Money laundering cases shoot up by 120%, says report

Updated 27 January 2014

Money laundering cases shoot up by 120%, says report

The Monetary Investigation Unit (MIU) in the Ministry of Interior received 3,919 notifications about money-laundering in the past two years, and 419 notifications about financing terrorism.
In all, 223 notifications related to financial crimes and 88 concerning financing terrorism were shifted to the investigation authorities.
An MIU report said there had been a significant increase of 120 percent in the number of notifications that were registered between 2008 and 2012.
The number of notifications regarding money-laundering referred to the investigation authorities decreased in 2012 compared to 2011. In 2012, the number of cases referred was 106, as compared to 117 in 2011.
Notifications regarding terror financing increased from 202 in 2011 to 217 in 2012, and 46 cases were referred to investigation authorities 2012 compared to 42 in the previous year.
Notifications were categorized according to the entity that reported them. Financial institutions reported 1,845 money-laundering cases, while financing terrorism touched 109 cases.
Non-financial business community reported six cases, and terrorism got three notifications. Various government authorities reported 209 money-laundering cases, and 62 cases of financing terrorism, while individual notifications stood at 17 cases of money-laundering and 43 cases of suspicion of financing terrorism.
Article One of the anti-money laundering system which was initiated by the Experts’ Committee in the Council of Ministers states that committing an act with the aim of hiding the fact behind money acquired in a manner that is in violation of laws and regulations, and misleading others into thinking it is legitimate, will be considered as money-laundering.
Money-laundering is also any procedure or process conducted with money or acquisitions, knowing that it is an offshoot of a criminal act, or an illegal source; transferring money or acquisitions, using them, keeping them or moving them knowing they resulted from a criminal act or an illegal source.
Hiding the nature, source or ownership of money, in addition to hiding its place knowing it resulted from a criminal act or came from an illegal source will also be considered as money-laundering.
The system stated in Article Four that money-laundering is independent of the original crime, and punishing those who commit the original crimes doesn’t exempt money-launderers from punishment, whether inside or outside the Kingdom.
The system defines penalties for those involved in such actions with a maximum prison sentence of 15 years and a maximum fine of SR 7 million, if the money-laundering crime was linked to any of the following cases:
If the criminal committed his crime within an organized gang or used violence during the crime, if the criminal is a public employee and the crime was connected to his job, or if the criminal used his job or power to commit the crime, if the criminal misled women and juniors, if the criminal committed the crime through a correctional, charitable or educational facility.
The above sentence will apply even if local or foreign convictions were passed against the criminal especially in similar cases.
Article 20 of the penal system stated that if the criminal wasn’t convicted for any of the preceding acts, he will be imprisoned for a maximum term of two years and fined SR 500,000. Both punishments will apply to council chairmen and directors of financial institutions, specified non-financial institutions and non-profit organizations that violate the system.
Convictions varied in Article 22 in relation to the identity of the criminal. If he is a Saudi, he will be banned from travel for the same period as his prison sentence; travel ban will not be less than two years, and the Minister of Interior or someone deputizing for him can give him permission to travel in urgent situations during the ban.
Non-Saudis will be deported after completing their prison term, and will not be allowed to enter the Kingdom, unless they want to perform Haj and Umrah.
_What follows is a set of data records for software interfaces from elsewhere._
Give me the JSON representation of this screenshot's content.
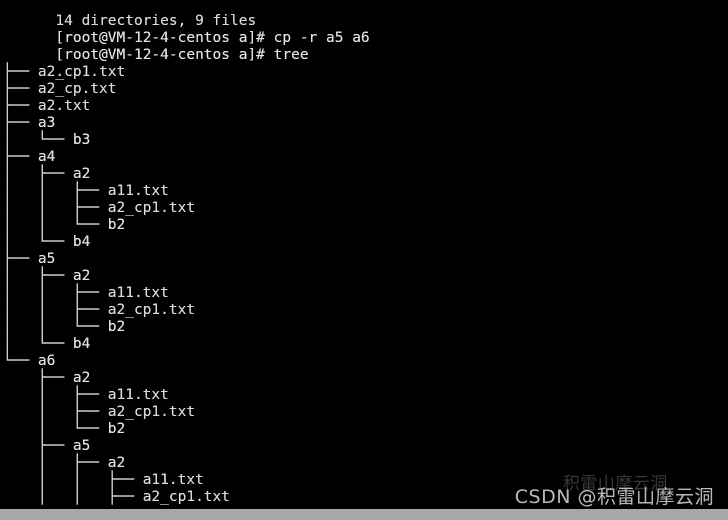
{
  "terminal": {
    "prompt": "[root@VM-12-4-centos a]#",
    "scrollback_top": "14 directories, 9 files",
    "commands": [
      {
        "prompt": "[root@VM-12-4-centos a]#",
        "command": " cp -r a5 a6"
      },
      {
        "prompt": "[root@VM-12-4-centos a]#",
        "command": " tree"
      }
    ],
    "tree_root": ".",
    "tree_lines": [
      {
        "prefix": "├── ",
        "name": "a2_cp1.txt",
        "kind": "file"
      },
      {
        "prefix": "├── ",
        "name": "a2_cp.txt",
        "kind": "file"
      },
      {
        "prefix": "├── ",
        "name": "a2.txt",
        "kind": "file"
      },
      {
        "prefix": "├── ",
        "name": "a3",
        "kind": "dir"
      },
      {
        "prefix": "│   └── ",
        "name": "b3",
        "kind": "dir"
      },
      {
        "prefix": "├── ",
        "name": "a4",
        "kind": "dir"
      },
      {
        "prefix": "│   ├── ",
        "name": "a2",
        "kind": "dir"
      },
      {
        "prefix": "│   │   ├── ",
        "name": "a11.txt",
        "kind": "file"
      },
      {
        "prefix": "│   │   ├── ",
        "name": "a2_cp1.txt",
        "kind": "file"
      },
      {
        "prefix": "│   │   └── ",
        "name": "b2",
        "kind": "dir"
      },
      {
        "prefix": "│   └── ",
        "name": "b4",
        "kind": "dir"
      },
      {
        "prefix": "├── ",
        "name": "a5",
        "kind": "dir"
      },
      {
        "prefix": "│   ├── ",
        "name": "a2",
        "kind": "dir"
      },
      {
        "prefix": "│   │   ├── ",
        "name": "a11.txt",
        "kind": "file"
      },
      {
        "prefix": "│   │   ├── ",
        "name": "a2_cp1.txt",
        "kind": "file"
      },
      {
        "prefix": "│   │   └── ",
        "name": "b2",
        "kind": "dir"
      },
      {
        "prefix": "│   └── ",
        "name": "b4",
        "kind": "dir"
      },
      {
        "prefix": "└── ",
        "name": "a6",
        "kind": "dir"
      },
      {
        "prefix": "    ├── ",
        "name": "a2",
        "kind": "dir"
      },
      {
        "prefix": "    │   ├── ",
        "name": "a11.txt",
        "kind": "file"
      },
      {
        "prefix": "    │   ├── ",
        "name": "a2_cp1.txt",
        "kind": "file"
      },
      {
        "prefix": "    │   └── ",
        "name": "b2",
        "kind": "dir"
      },
      {
        "prefix": "    ├── ",
        "name": "a5",
        "kind": "dir"
      },
      {
        "prefix": "    │   ├── ",
        "name": "a2",
        "kind": "dir"
      },
      {
        "prefix": "    │   │   ├── ",
        "name": "a11.txt",
        "kind": "file"
      },
      {
        "prefix": "    │   │   ├── ",
        "name": "a2_cp1.txt",
        "kind": "file"
      }
    ]
  },
  "watermark": {
    "text": "CSDN @积雷山摩云洞",
    "ghost_text": "积雷山摩云洞"
  },
  "colors": {
    "background": "#000000",
    "foreground": "#d8d8d8",
    "statusbar": "#a8a8a8"
  }
}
Saudi Arabia announces 32 more COVID-19 deaths

Updated 10 min 47 sec ago

Saudi Arabia announces 32 more COVID-19 deaths

  • The health ministry said 806 more people have recovered from the virus
  • A total of 68,965 patients have recovered from the disease in the Kingdom so far

RIYADH: Saudi Arabia announced 32 more deaths from the novel coronavirus (COVID-19) and 1,975 new cases of the disease on Thursday.
Of the new cases, 675 were recorded in Riyadh, 286 in Makkah, 259 in Jeddah, 124 in Madinah and 112 in Hufof.
The health ministry added that 806 more people have recovered from the virus, taking the total number of recoveries in the Kingdom to 68,965.
A total of 611 people have died of the disease in the Kingdom so far.
Health minister Dr. Tawfiq Rabiah urged all citizens and residents earlier this week to wear a mask to help stop the spread of the virus.
“The transmission of COVID-19 will be significantly reduced If everyone commits to wearing a mask when leaving their homes. We urge you to comply with healthy precautionary measures, and ask that you remind those who do not adhere,” he said.